[[ Dataset records, beginning ]]

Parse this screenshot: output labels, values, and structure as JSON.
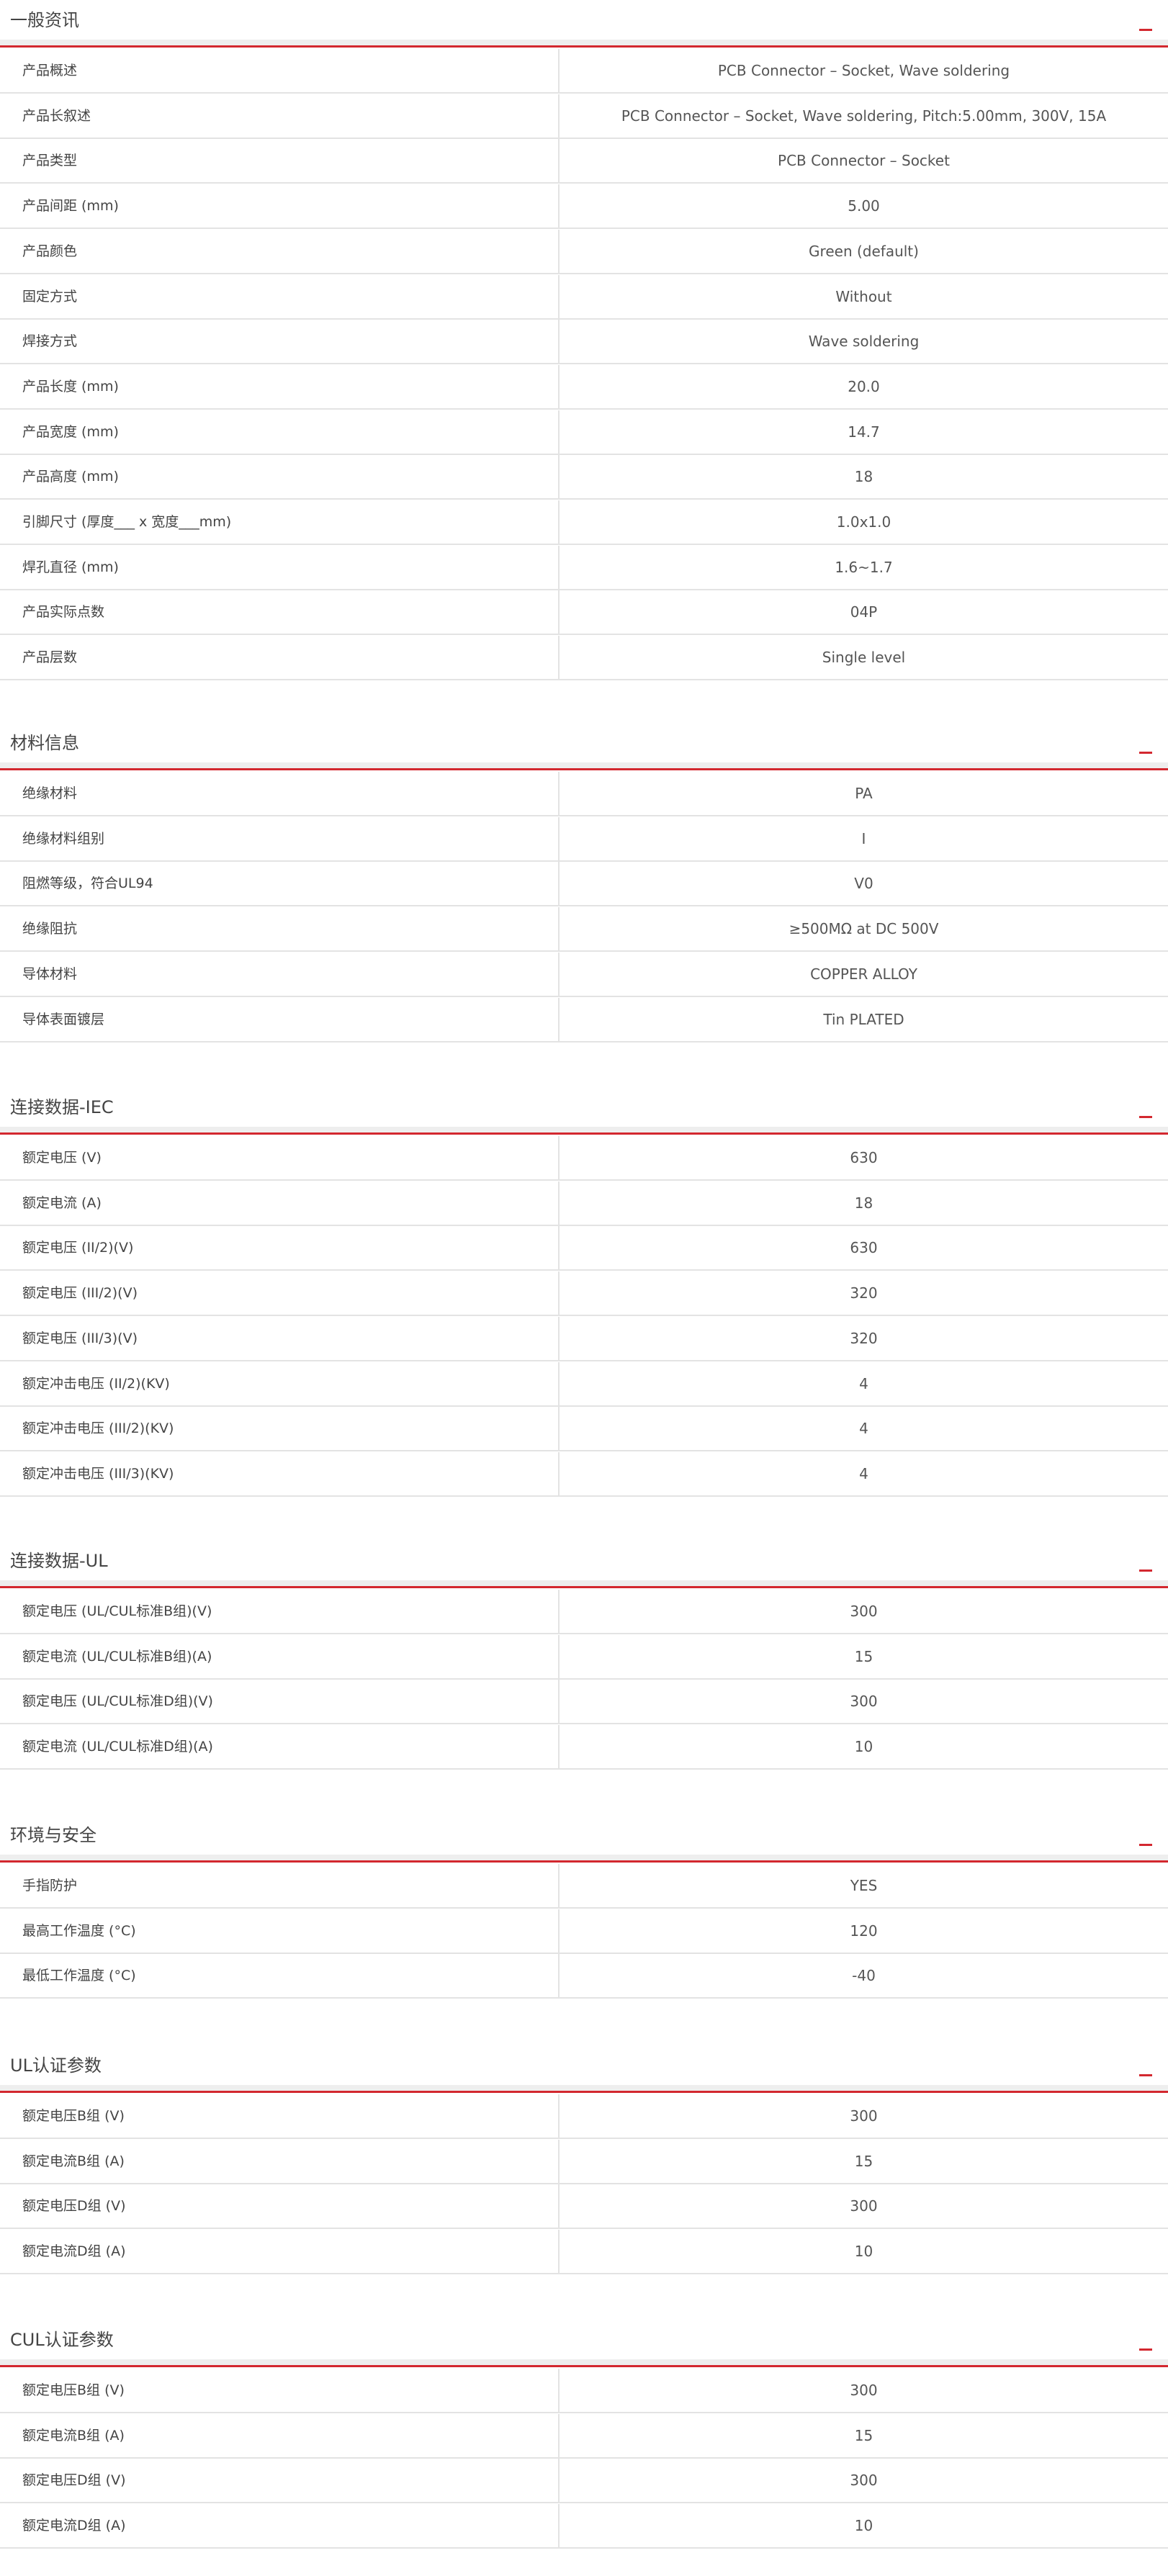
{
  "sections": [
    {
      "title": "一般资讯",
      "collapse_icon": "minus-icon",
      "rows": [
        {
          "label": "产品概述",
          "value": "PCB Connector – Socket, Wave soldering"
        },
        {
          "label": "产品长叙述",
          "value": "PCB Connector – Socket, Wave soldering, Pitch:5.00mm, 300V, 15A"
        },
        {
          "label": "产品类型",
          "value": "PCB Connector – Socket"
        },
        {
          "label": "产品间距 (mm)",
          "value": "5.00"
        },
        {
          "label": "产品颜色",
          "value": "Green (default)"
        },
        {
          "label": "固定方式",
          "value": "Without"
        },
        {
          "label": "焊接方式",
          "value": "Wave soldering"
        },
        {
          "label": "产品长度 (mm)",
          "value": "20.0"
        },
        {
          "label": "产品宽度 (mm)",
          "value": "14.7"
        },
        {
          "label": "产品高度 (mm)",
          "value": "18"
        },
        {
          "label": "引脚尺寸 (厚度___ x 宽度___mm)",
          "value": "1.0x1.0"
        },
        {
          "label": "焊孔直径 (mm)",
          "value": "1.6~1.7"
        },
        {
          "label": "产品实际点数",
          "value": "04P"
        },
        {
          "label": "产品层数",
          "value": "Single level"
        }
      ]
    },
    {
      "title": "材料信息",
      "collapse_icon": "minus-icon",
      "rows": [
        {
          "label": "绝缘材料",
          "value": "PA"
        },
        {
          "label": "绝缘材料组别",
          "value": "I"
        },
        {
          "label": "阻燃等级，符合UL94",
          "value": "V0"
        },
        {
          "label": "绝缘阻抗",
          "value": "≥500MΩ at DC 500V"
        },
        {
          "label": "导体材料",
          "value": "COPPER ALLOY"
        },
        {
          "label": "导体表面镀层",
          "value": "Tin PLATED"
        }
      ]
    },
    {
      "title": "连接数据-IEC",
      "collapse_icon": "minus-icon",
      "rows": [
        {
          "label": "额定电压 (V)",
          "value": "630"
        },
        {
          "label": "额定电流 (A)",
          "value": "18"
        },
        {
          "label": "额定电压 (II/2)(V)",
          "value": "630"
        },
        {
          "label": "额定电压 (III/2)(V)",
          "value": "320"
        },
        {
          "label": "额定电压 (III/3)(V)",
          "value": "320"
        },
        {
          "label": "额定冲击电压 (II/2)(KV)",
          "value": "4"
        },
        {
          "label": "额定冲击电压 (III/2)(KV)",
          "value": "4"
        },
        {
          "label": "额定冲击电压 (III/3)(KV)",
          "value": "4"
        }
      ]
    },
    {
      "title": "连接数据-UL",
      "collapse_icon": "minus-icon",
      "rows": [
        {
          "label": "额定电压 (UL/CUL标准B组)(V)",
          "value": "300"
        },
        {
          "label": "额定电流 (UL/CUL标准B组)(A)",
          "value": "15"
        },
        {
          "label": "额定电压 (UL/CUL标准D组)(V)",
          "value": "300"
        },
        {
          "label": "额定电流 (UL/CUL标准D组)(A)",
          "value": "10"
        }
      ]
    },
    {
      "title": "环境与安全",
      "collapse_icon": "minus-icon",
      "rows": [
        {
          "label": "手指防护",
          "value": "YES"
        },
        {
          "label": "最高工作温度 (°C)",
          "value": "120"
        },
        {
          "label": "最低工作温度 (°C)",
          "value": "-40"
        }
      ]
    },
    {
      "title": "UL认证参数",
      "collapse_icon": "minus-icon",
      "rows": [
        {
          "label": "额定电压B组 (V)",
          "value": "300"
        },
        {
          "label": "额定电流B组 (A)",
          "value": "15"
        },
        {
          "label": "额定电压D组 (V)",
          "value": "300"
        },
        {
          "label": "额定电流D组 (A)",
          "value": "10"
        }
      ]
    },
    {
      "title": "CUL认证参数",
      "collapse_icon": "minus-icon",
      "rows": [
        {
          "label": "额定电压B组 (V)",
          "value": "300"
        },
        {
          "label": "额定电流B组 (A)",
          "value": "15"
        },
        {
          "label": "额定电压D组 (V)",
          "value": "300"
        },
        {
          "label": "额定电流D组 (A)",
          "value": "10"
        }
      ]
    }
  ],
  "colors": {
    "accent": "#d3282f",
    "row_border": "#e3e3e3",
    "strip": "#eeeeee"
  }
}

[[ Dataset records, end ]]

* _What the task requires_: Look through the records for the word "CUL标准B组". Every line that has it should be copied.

* _Result for this exercise_:
          "label": "额定电压 (UL/CUL标准B组)(V)",
          "label": "额定电流 (UL/CUL标准B组)(A)",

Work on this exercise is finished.